[Data to examine — start]

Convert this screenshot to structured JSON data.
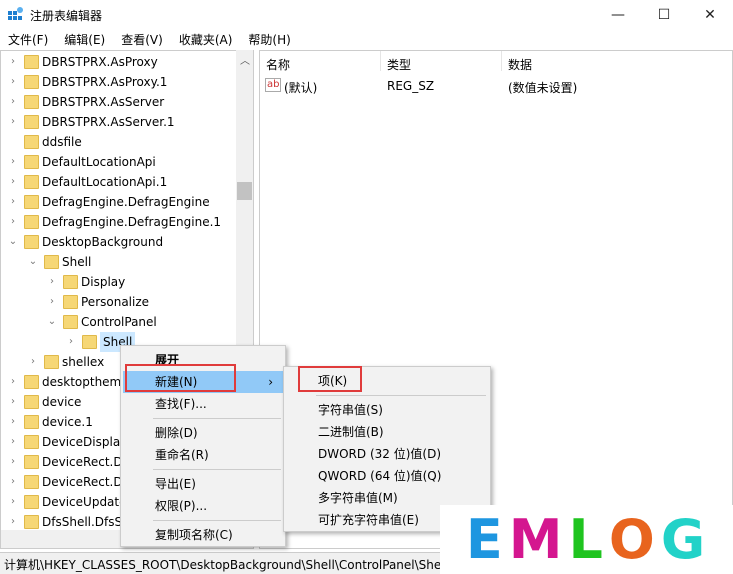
{
  "window": {
    "title": "注册表编辑器",
    "minimize": "—",
    "maximize": "☐",
    "close": "✕"
  },
  "menubar": [
    "文件(F)",
    "编辑(E)",
    "查看(V)",
    "收藏夹(A)",
    "帮助(H)"
  ],
  "tree": [
    {
      "label": "DBRSTPRX.AsProxy",
      "level": 0,
      "arrow": "›"
    },
    {
      "label": "DBRSTPRX.AsProxy.1",
      "level": 0,
      "arrow": "›"
    },
    {
      "label": "DBRSTPRX.AsServer",
      "level": 0,
      "arrow": "›"
    },
    {
      "label": "DBRSTPRX.AsServer.1",
      "level": 0,
      "arrow": "›"
    },
    {
      "label": "ddsfile",
      "level": 0,
      "arrow": ""
    },
    {
      "label": "DefaultLocationApi",
      "level": 0,
      "arrow": "›"
    },
    {
      "label": "DefaultLocationApi.1",
      "level": 0,
      "arrow": "›"
    },
    {
      "label": "DefragEngine.DefragEngine",
      "level": 0,
      "arrow": "›"
    },
    {
      "label": "DefragEngine.DefragEngine.1",
      "level": 0,
      "arrow": "›"
    },
    {
      "label": "DesktopBackground",
      "level": 0,
      "arrow": "⌄"
    },
    {
      "label": "Shell",
      "level": 1,
      "arrow": "⌄"
    },
    {
      "label": "Display",
      "level": 2,
      "arrow": "›"
    },
    {
      "label": "Personalize",
      "level": 2,
      "arrow": "›"
    },
    {
      "label": "ControlPanel",
      "level": 2,
      "arrow": "⌄"
    },
    {
      "label": "Shell",
      "level": 3,
      "arrow": "›",
      "selected": true
    },
    {
      "label": "shellex",
      "level": 1,
      "arrow": "›"
    },
    {
      "label": "desktopthemepackfile",
      "level": 0,
      "arrow": "›"
    },
    {
      "label": "device",
      "level": 0,
      "arrow": "›"
    },
    {
      "label": "device.1",
      "level": 0,
      "arrow": "›"
    },
    {
      "label": "DeviceDisplayObject",
      "level": 0,
      "arrow": "›"
    },
    {
      "label": "DeviceRect.DeviceRect",
      "level": 0,
      "arrow": "›"
    },
    {
      "label": "DeviceRect.DeviceRect.1",
      "level": 0,
      "arrow": "›"
    },
    {
      "label": "DeviceUpdate",
      "level": 0,
      "arrow": "›"
    },
    {
      "label": "DfsShell.DfsShell",
      "level": 0,
      "arrow": "›"
    }
  ],
  "values": {
    "headers": [
      "名称",
      "类型",
      "数据"
    ],
    "rows": [
      {
        "name": "(默认)",
        "type": "REG_SZ",
        "data": "(数值未设置)",
        "icon": "ab"
      }
    ]
  },
  "context_menu": [
    {
      "label": "展开",
      "bold": true
    },
    {
      "label": "新建(N)",
      "highlight": true,
      "submenu": true,
      "arrow": "›"
    },
    {
      "label": "查找(F)..."
    },
    {
      "sep": true
    },
    {
      "label": "删除(D)"
    },
    {
      "label": "重命名(R)"
    },
    {
      "sep": true
    },
    {
      "label": "导出(E)"
    },
    {
      "label": "权限(P)..."
    },
    {
      "sep": true
    },
    {
      "label": "复制项名称(C)"
    }
  ],
  "submenu": [
    {
      "label": "项(K)"
    },
    {
      "sep": true
    },
    {
      "label": "字符串值(S)"
    },
    {
      "label": "二进制值(B)"
    },
    {
      "label": "DWORD (32 位)值(D)"
    },
    {
      "label": "QWORD (64 位)值(Q)"
    },
    {
      "label": "多字符串值(M)"
    },
    {
      "label": "可扩充字符串值(E)"
    }
  ],
  "status": "计算机\\HKEY_CLASSES_ROOT\\DesktopBackground\\Shell\\ControlPanel\\Shell",
  "logo": {
    "letters": [
      "E",
      "M",
      "L",
      "O",
      "G"
    ],
    "colors": [
      "#1e96e0",
      "#d4168f",
      "#1fc41f",
      "#e8641e",
      "#22d2c8"
    ]
  }
}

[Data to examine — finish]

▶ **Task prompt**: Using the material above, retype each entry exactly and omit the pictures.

▶ **Response area**:
Convert this screenshot to structured JSON data.
{
  "window": {
    "title": "注册表编辑器",
    "minimize": "—",
    "maximize": "☐",
    "close": "✕"
  },
  "menubar": [
    "文件(F)",
    "编辑(E)",
    "查看(V)",
    "收藏夹(A)",
    "帮助(H)"
  ],
  "tree": [
    {
      "label": "DBRSTPRX.AsProxy",
      "level": 0,
      "arrow": "›"
    },
    {
      "label": "DBRSTPRX.AsProxy.1",
      "level": 0,
      "arrow": "›"
    },
    {
      "label": "DBRSTPRX.AsServer",
      "level": 0,
      "arrow": "›"
    },
    {
      "label": "DBRSTPRX.AsServer.1",
      "level": 0,
      "arrow": "›"
    },
    {
      "label": "ddsfile",
      "level": 0,
      "arrow": ""
    },
    {
      "label": "DefaultLocationApi",
      "level": 0,
      "arrow": "›"
    },
    {
      "label": "DefaultLocationApi.1",
      "level": 0,
      "arrow": "›"
    },
    {
      "label": "DefragEngine.DefragEngine",
      "level": 0,
      "arrow": "›"
    },
    {
      "label": "DefragEngine.DefragEngine.1",
      "level": 0,
      "arrow": "›"
    },
    {
      "label": "DesktopBackground",
      "level": 0,
      "arrow": "⌄"
    },
    {
      "label": "Shell",
      "level": 1,
      "arrow": "⌄"
    },
    {
      "label": "Display",
      "level": 2,
      "arrow": "›"
    },
    {
      "label": "Personalize",
      "level": 2,
      "arrow": "›"
    },
    {
      "label": "ControlPanel",
      "level": 2,
      "arrow": "⌄"
    },
    {
      "label": "Shell",
      "level": 3,
      "arrow": "›",
      "selected": true
    },
    {
      "label": "shellex",
      "level": 1,
      "arrow": "›"
    },
    {
      "label": "desktopthemepackfile",
      "level": 0,
      "arrow": "›"
    },
    {
      "label": "device",
      "level": 0,
      "arrow": "›"
    },
    {
      "label": "device.1",
      "level": 0,
      "arrow": "›"
    },
    {
      "label": "DeviceDisplayObject",
      "level": 0,
      "arrow": "›"
    },
    {
      "label": "DeviceRect.DeviceRect",
      "level": 0,
      "arrow": "›"
    },
    {
      "label": "DeviceRect.DeviceRect.1",
      "level": 0,
      "arrow": "›"
    },
    {
      "label": "DeviceUpdate",
      "level": 0,
      "arrow": "›"
    },
    {
      "label": "DfsShell.DfsShell",
      "level": 0,
      "arrow": "›"
    }
  ],
  "values": {
    "headers": [
      "名称",
      "类型",
      "数据"
    ],
    "rows": [
      {
        "name": "(默认)",
        "type": "REG_SZ",
        "data": "(数值未设置)",
        "icon": "ab"
      }
    ]
  },
  "context_menu": [
    {
      "label": "展开",
      "bold": true
    },
    {
      "label": "新建(N)",
      "highlight": true,
      "submenu": true,
      "arrow": "›"
    },
    {
      "label": "查找(F)..."
    },
    {
      "sep": true
    },
    {
      "label": "删除(D)"
    },
    {
      "label": "重命名(R)"
    },
    {
      "sep": true
    },
    {
      "label": "导出(E)"
    },
    {
      "label": "权限(P)..."
    },
    {
      "sep": true
    },
    {
      "label": "复制项名称(C)"
    }
  ],
  "submenu": [
    {
      "label": "项(K)"
    },
    {
      "sep": true
    },
    {
      "label": "字符串值(S)"
    },
    {
      "label": "二进制值(B)"
    },
    {
      "label": "DWORD (32 位)值(D)"
    },
    {
      "label": "QWORD (64 位)值(Q)"
    },
    {
      "label": "多字符串值(M)"
    },
    {
      "label": "可扩充字符串值(E)"
    }
  ],
  "status": "计算机\\HKEY_CLASSES_ROOT\\DesktopBackground\\Shell\\ControlPanel\\Shell",
  "logo": {
    "letters": [
      "E",
      "M",
      "L",
      "O",
      "G"
    ],
    "colors": [
      "#1e96e0",
      "#d4168f",
      "#1fc41f",
      "#e8641e",
      "#22d2c8"
    ]
  }
}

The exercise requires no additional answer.